Exercise: Go through the data below and return each line where the string "block" appears.

Entries provided:
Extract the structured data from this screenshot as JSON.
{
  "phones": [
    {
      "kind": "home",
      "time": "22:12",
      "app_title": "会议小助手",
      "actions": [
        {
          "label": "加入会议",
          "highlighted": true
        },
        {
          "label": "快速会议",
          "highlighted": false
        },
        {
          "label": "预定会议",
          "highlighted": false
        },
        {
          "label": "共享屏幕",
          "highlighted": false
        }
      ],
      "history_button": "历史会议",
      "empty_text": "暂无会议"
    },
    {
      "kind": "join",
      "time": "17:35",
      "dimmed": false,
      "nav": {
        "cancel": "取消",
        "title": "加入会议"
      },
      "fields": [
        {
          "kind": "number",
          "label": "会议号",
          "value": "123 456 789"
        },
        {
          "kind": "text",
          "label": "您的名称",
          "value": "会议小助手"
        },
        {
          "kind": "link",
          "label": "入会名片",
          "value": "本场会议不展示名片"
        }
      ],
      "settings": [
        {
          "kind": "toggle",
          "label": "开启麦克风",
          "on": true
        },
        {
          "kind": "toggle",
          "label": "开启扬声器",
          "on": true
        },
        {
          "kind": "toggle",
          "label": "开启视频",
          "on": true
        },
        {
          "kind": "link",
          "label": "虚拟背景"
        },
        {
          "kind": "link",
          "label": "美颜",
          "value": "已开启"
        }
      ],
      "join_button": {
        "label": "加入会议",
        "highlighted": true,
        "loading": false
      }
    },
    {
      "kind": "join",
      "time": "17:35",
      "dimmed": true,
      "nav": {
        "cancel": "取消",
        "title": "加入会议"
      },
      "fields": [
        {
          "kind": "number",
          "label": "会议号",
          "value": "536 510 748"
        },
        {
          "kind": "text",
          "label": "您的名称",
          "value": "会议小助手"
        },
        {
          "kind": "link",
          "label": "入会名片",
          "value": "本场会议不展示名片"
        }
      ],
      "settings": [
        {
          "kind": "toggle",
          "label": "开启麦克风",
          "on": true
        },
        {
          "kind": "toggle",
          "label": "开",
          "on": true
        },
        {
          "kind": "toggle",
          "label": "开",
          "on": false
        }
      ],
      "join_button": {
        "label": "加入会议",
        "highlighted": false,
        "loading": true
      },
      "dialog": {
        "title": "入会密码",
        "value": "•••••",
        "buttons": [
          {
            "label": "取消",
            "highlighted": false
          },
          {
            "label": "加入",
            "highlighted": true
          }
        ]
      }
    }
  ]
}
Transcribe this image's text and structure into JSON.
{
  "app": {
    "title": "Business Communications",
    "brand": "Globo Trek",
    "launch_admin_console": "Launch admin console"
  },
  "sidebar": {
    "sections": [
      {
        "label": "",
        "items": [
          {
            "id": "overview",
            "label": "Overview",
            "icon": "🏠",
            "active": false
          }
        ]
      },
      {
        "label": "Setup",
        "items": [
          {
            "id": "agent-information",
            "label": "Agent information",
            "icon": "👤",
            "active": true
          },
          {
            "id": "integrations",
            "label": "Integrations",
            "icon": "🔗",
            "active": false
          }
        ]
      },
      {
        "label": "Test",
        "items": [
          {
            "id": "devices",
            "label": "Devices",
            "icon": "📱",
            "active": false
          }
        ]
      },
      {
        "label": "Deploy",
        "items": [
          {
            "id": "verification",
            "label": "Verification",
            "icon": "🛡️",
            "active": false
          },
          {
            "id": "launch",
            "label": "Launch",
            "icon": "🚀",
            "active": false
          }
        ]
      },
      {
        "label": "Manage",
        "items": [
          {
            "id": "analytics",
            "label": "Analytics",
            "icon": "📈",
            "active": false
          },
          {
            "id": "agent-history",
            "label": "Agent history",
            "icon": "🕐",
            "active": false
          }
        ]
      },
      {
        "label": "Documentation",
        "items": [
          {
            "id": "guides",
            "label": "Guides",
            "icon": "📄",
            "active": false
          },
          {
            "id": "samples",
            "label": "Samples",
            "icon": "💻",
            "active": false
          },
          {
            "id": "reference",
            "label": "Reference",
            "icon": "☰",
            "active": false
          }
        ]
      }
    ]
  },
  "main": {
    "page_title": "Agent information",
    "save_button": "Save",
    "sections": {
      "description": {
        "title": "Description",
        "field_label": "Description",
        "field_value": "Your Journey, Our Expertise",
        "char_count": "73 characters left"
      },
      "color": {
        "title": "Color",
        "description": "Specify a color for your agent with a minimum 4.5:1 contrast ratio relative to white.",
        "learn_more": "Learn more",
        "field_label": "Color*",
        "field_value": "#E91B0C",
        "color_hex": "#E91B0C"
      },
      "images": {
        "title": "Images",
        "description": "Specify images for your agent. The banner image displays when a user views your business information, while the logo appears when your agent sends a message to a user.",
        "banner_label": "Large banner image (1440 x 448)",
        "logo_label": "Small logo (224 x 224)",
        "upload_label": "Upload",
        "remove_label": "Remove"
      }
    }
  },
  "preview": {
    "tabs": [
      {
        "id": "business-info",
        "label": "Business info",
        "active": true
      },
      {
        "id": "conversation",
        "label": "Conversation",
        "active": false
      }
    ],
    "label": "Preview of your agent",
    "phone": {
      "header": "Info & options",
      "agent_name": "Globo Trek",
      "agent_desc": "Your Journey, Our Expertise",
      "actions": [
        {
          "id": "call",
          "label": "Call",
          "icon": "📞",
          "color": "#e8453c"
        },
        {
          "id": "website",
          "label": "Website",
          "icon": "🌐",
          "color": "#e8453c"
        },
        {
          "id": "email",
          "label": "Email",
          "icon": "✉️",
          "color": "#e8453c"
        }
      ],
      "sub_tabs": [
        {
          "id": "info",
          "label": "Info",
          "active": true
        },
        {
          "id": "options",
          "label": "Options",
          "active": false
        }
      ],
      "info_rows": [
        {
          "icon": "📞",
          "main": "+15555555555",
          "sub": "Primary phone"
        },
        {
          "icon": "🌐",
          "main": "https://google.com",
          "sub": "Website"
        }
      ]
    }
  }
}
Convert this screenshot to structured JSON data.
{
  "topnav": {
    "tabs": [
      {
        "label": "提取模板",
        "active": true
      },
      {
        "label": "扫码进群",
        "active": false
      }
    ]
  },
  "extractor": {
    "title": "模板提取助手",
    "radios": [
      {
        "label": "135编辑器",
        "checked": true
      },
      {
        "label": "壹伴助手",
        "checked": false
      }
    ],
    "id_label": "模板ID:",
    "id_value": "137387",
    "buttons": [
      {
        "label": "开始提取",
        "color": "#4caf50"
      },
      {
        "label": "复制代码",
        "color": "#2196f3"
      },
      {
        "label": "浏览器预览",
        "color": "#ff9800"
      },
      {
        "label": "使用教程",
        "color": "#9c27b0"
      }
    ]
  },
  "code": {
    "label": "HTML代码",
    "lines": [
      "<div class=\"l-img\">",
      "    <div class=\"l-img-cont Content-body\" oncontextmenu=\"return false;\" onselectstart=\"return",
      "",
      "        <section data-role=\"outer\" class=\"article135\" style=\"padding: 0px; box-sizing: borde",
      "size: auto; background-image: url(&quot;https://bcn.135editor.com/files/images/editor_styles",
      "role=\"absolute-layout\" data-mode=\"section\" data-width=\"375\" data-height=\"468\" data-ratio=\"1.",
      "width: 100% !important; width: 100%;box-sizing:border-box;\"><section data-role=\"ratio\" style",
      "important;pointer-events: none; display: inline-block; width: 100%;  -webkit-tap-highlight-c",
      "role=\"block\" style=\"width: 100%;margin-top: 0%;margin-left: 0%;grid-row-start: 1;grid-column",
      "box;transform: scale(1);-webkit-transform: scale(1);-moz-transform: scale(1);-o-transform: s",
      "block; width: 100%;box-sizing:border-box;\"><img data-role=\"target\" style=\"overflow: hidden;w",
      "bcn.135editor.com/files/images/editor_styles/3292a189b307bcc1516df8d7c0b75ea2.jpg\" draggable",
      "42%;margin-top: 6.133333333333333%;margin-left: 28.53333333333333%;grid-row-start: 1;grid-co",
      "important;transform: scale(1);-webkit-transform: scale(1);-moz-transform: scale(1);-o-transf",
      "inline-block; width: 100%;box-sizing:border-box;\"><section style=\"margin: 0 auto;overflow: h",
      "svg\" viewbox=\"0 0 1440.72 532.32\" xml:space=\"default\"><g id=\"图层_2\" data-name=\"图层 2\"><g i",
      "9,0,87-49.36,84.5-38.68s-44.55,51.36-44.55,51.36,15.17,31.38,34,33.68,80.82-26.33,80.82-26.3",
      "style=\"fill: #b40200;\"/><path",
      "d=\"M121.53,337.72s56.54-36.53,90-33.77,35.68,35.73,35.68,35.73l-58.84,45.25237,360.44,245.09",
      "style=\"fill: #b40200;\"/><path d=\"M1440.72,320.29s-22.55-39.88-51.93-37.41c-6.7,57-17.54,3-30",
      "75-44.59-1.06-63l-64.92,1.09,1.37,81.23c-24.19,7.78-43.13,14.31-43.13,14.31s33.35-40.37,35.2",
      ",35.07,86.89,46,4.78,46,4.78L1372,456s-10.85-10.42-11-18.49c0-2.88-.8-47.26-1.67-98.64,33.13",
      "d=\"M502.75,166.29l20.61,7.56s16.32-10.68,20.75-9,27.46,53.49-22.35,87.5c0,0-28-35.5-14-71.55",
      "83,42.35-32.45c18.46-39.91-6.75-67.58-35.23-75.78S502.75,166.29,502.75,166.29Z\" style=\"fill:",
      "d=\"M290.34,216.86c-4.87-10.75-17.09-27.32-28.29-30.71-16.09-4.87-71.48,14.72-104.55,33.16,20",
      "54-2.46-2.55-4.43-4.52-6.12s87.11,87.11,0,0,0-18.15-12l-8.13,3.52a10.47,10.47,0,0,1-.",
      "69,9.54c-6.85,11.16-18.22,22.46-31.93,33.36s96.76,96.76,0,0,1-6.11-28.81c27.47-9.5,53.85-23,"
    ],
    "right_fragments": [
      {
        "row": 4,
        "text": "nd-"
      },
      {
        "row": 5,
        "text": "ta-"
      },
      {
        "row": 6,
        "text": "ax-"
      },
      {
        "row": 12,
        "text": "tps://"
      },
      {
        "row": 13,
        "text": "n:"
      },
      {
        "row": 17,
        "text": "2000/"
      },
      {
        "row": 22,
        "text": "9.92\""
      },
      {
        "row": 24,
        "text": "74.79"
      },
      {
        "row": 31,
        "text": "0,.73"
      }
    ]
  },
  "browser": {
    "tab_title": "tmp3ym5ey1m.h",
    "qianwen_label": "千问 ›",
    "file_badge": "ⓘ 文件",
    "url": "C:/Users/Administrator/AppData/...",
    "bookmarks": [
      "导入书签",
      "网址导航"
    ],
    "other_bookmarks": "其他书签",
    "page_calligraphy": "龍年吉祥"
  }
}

Solution to the exercise:
      "important;pointer-events: none; display: inline-block; width: 100%;  -webkit-tap-highlight-c",
      "role=\"block\" style=\"width: 100%;margin-top: 0%;margin-left: 0%;grid-row-start: 1;grid-column",
      "block; width: 100%;box-sizing:border-box;\"><img data-role=\"target\" style=\"overflow: hidden;w",
      "inline-block; width: 100%;box-sizing:border-box;\"><section style=\"margin: 0 auto;overflow: h",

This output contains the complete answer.